In an issue that has only grown more prevalent over time, the entire medical industry suffers from a lack of personnel, leading to understaffing in almost every establishment.
Unfortunately, this also includes nursing homes and assisted living facilities, along with other long-term care facilities.
The cycle of nurse staff overworking
The New York Times examines the trials and struggles that nursing professions face across the board. In short, not enough people want to stay in the nursing field. Because of that, there are simply not enough people to meet the demands of a sick and aging population. Nurses who stay in the field must take on enormous workloads and extreme working hours, which perpetuates a cycle of burnout and quitting.
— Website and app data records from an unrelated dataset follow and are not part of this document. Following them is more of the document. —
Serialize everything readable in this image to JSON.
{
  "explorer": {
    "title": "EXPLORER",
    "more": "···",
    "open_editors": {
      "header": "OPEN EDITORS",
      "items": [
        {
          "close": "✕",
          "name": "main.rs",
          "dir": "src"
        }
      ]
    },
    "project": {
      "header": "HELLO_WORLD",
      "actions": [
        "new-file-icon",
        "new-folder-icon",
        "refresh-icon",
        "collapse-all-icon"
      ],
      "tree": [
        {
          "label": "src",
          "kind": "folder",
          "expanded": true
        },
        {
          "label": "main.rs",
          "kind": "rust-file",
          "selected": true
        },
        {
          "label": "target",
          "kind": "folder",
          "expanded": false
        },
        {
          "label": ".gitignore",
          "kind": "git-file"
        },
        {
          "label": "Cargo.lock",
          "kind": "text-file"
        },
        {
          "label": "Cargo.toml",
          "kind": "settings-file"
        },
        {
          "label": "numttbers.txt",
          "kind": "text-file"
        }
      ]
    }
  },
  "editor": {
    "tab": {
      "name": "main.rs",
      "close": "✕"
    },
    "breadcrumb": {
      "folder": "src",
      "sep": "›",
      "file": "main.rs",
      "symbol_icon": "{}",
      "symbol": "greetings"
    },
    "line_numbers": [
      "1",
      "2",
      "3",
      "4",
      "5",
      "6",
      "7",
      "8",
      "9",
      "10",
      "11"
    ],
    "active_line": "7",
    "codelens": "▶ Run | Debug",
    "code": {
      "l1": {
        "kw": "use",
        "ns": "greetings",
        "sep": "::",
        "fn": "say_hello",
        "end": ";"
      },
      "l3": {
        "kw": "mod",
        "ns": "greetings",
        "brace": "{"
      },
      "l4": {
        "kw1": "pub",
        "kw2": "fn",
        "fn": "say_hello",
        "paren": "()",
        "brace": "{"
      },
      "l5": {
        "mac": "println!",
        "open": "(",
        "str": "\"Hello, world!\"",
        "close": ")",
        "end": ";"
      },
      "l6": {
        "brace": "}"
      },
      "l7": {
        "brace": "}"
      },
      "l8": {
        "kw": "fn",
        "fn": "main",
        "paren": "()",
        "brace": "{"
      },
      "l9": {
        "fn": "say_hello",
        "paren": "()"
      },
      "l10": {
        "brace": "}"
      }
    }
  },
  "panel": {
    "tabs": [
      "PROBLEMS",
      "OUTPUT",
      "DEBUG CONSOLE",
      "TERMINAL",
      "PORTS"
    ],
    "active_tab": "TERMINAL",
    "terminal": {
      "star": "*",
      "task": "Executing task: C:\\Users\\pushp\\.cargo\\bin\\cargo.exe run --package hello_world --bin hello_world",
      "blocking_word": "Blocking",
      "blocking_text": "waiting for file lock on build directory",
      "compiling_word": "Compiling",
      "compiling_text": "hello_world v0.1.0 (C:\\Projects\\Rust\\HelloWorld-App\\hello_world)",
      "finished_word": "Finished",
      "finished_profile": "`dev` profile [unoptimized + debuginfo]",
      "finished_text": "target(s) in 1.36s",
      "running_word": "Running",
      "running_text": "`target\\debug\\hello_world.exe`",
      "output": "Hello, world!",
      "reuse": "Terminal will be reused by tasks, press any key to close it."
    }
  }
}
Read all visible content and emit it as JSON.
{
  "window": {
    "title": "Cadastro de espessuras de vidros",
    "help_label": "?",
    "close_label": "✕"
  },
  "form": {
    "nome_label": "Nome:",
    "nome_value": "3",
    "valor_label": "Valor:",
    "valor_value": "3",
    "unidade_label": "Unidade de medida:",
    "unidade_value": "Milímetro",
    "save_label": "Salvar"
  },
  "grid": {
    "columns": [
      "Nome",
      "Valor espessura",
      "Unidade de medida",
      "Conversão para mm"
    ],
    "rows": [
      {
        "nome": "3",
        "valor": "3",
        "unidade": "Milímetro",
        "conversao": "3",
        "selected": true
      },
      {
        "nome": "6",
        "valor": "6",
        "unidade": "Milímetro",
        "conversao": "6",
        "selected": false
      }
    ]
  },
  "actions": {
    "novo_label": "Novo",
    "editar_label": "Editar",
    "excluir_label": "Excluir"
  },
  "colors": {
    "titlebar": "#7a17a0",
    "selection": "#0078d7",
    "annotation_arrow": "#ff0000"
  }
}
It also creates a unique danger in the form of negligence related to exhaustion. Basically, nurses who get overworked at locations with an understaffing problem simply do not have the mental capacity to give their job 100 percent of their time, energy and attention. In turn, this easily leads to mistakes that could have otherwise been avoided if the staff member had proper rest and was not working grueling hours.
How patients and residents suffer
Unfortunately, this means that the people suffering are often members of the nursing home or medical facility. For example, an exhausted nurse may forget to check on someone after an operation to ensure they have an adequate supply of pain medication. They may even mix up the medication of two patients, leading to untreated illness or adverse affects. As the issue of understaffing grows, so too does this form of neglect.